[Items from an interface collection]
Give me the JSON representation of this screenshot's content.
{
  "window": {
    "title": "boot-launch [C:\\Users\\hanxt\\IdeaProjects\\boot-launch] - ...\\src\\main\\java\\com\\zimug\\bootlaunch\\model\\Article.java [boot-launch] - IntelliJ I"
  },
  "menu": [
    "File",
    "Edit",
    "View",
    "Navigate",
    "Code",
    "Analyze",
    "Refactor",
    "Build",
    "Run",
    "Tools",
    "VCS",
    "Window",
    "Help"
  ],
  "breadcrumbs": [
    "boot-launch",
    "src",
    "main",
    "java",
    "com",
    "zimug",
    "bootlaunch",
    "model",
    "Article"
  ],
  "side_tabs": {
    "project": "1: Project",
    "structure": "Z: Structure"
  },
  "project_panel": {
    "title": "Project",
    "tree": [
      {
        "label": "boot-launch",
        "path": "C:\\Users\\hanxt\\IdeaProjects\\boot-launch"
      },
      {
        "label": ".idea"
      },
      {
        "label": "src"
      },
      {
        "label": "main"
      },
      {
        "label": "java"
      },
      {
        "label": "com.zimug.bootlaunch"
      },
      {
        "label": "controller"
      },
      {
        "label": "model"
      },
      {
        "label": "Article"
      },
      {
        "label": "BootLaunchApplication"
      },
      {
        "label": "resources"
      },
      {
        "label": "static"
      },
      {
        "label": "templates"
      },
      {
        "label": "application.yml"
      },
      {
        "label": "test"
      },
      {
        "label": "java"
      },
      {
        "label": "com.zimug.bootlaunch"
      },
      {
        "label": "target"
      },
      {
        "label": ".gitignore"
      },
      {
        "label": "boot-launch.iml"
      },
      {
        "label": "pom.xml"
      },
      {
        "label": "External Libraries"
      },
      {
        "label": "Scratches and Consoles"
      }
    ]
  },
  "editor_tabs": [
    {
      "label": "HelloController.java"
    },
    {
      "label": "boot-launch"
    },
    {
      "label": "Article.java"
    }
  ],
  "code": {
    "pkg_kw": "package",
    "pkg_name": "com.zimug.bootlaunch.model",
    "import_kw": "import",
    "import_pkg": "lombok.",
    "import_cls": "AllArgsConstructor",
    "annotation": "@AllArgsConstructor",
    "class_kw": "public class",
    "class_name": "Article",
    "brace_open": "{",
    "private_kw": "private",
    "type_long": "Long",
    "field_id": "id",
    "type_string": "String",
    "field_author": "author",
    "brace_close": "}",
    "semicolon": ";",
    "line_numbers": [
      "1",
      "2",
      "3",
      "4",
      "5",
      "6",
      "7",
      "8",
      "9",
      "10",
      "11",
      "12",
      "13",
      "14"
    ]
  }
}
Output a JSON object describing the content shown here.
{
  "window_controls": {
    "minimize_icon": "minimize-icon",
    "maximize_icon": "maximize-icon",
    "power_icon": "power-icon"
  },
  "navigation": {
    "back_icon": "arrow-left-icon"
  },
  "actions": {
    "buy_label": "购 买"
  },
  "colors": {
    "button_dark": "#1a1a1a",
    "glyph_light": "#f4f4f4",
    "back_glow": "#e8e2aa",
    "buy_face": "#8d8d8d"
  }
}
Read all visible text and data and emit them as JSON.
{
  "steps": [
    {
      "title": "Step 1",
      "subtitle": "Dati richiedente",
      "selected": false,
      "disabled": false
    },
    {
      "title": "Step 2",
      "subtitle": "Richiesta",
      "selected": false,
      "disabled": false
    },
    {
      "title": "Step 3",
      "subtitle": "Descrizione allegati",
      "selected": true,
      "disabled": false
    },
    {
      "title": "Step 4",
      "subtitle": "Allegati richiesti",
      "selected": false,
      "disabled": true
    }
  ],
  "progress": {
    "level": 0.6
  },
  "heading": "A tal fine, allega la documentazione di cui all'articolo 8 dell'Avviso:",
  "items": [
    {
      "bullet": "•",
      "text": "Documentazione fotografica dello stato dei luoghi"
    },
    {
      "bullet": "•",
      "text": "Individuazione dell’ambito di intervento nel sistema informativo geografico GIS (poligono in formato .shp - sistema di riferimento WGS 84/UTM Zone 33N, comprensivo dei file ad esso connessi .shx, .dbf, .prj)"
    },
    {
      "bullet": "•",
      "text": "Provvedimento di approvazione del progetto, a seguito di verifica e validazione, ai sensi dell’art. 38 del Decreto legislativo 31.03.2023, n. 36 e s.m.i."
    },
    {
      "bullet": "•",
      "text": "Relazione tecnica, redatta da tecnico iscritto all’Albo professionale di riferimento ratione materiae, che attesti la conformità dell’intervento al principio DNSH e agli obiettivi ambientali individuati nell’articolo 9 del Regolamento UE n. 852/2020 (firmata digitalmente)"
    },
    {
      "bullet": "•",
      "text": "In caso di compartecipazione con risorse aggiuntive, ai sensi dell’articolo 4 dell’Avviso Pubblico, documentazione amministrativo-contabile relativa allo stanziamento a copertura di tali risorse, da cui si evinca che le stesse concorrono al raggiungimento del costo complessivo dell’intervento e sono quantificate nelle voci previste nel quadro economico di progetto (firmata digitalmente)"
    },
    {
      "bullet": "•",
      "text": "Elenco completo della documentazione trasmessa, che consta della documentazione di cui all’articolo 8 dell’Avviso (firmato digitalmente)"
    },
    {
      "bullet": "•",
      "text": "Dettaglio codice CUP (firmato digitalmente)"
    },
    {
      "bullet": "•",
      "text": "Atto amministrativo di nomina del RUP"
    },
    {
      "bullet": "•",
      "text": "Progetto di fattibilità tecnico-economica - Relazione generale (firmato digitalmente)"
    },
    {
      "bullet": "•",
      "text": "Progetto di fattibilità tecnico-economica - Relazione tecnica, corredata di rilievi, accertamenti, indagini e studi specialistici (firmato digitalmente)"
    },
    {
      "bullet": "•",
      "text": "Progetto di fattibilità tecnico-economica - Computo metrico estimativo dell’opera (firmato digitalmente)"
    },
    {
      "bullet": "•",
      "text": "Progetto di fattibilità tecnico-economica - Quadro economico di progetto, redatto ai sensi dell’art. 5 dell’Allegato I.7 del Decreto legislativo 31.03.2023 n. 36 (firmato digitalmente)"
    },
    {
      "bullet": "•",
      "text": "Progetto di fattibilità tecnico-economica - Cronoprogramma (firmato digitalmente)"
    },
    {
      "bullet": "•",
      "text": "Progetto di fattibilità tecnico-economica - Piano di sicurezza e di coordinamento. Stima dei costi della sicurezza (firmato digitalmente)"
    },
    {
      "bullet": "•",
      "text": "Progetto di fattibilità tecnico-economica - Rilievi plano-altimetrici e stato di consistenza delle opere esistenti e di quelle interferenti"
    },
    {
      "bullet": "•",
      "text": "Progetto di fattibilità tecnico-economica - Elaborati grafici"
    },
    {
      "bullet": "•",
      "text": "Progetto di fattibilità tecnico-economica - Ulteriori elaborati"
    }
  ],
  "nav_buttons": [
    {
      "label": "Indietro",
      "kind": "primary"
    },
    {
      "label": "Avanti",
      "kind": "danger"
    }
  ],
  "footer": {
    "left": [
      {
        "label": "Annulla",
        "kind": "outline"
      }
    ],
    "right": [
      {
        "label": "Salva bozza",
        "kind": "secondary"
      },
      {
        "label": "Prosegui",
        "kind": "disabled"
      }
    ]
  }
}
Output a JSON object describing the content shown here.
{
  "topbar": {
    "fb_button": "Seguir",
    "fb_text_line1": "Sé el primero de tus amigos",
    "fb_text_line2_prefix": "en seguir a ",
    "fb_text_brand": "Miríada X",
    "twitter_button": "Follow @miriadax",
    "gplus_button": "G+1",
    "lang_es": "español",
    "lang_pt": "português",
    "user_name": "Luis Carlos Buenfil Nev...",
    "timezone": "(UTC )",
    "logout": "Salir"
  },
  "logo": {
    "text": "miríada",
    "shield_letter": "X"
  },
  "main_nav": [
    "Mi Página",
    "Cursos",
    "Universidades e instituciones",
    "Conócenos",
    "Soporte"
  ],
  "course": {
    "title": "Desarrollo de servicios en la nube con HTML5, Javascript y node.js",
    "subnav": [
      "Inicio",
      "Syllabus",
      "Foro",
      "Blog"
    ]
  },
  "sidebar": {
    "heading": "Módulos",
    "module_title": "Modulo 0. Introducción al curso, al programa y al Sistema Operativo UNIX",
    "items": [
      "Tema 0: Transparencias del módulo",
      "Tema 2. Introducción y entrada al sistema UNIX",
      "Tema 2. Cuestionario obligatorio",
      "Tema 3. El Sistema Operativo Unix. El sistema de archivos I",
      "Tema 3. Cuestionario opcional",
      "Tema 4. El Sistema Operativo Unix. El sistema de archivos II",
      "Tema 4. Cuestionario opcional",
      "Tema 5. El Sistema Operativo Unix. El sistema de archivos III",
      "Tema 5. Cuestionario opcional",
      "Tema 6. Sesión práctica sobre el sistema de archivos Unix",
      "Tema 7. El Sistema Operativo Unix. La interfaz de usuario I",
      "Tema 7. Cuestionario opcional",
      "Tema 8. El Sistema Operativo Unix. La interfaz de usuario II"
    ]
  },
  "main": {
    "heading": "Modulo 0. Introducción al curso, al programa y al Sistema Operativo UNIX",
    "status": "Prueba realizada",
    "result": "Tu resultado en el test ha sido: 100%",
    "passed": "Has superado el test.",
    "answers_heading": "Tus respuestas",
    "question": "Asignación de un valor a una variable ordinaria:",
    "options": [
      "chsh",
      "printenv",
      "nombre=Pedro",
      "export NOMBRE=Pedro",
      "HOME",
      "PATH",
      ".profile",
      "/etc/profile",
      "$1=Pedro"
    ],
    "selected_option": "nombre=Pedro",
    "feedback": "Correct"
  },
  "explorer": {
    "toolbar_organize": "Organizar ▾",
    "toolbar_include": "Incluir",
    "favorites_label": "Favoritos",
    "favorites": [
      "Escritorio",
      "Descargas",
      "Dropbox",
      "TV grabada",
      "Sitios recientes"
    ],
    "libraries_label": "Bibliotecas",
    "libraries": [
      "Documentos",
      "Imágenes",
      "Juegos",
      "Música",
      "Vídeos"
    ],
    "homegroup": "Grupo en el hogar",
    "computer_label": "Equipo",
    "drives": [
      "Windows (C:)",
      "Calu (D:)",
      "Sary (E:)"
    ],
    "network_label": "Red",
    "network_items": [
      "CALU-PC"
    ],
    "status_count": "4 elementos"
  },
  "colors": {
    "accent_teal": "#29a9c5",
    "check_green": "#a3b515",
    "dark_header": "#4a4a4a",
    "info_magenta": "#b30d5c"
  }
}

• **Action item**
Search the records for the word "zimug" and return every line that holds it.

• **Task response**
    "title": "boot-launch [C:\\Users\\hanxt\\IdeaProjects\\boot-launch] - ...\\src\\main\\java\\com\\zimug\\bootlaunch\\model\\Article.java [boot-launch] - IntelliJ I"
    "zimug",
        "label": "com.zimug.bootlaunch"
        "label": "com.zimug.bootlaunch"
    "pkg_name": "com.zimug.bootlaunch.model",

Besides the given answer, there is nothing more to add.